*** Opening of Task inputs ***
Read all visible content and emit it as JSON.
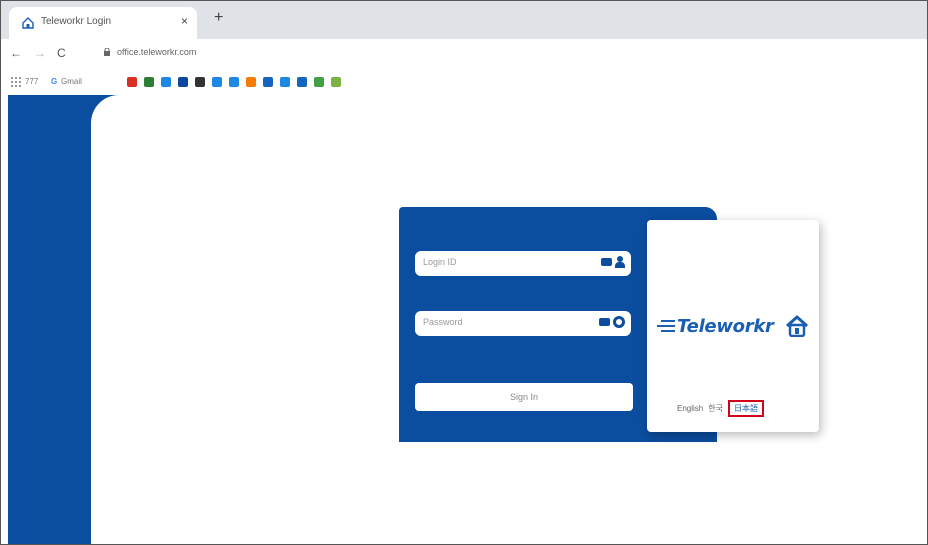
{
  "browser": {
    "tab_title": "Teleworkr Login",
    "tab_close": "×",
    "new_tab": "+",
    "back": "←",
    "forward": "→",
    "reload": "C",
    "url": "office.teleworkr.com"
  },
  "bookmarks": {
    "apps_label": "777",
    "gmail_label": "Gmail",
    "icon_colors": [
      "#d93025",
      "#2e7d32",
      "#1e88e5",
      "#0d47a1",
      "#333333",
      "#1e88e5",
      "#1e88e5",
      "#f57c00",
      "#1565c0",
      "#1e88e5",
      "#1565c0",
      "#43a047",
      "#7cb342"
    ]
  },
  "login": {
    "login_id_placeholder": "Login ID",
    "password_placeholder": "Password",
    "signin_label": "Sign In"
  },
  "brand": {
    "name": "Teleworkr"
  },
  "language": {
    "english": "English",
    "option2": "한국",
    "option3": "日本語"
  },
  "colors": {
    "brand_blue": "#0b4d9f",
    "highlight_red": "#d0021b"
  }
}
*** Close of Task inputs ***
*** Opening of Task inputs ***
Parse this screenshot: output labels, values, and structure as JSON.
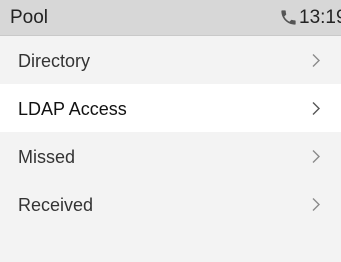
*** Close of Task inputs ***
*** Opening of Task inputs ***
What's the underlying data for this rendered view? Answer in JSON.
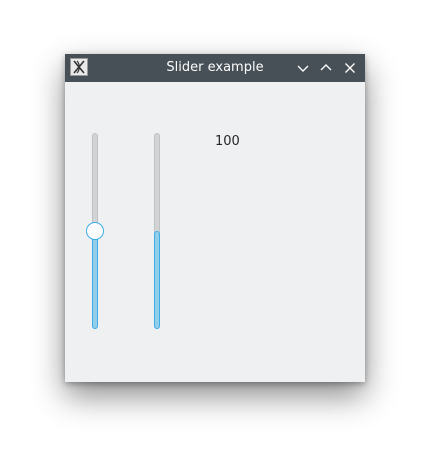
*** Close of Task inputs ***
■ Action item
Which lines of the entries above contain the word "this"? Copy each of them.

■ Response area
Parse this screenshot: output labels, values, and structure as JSON.
What's the underlying data for this rendered view? Answer in JSON.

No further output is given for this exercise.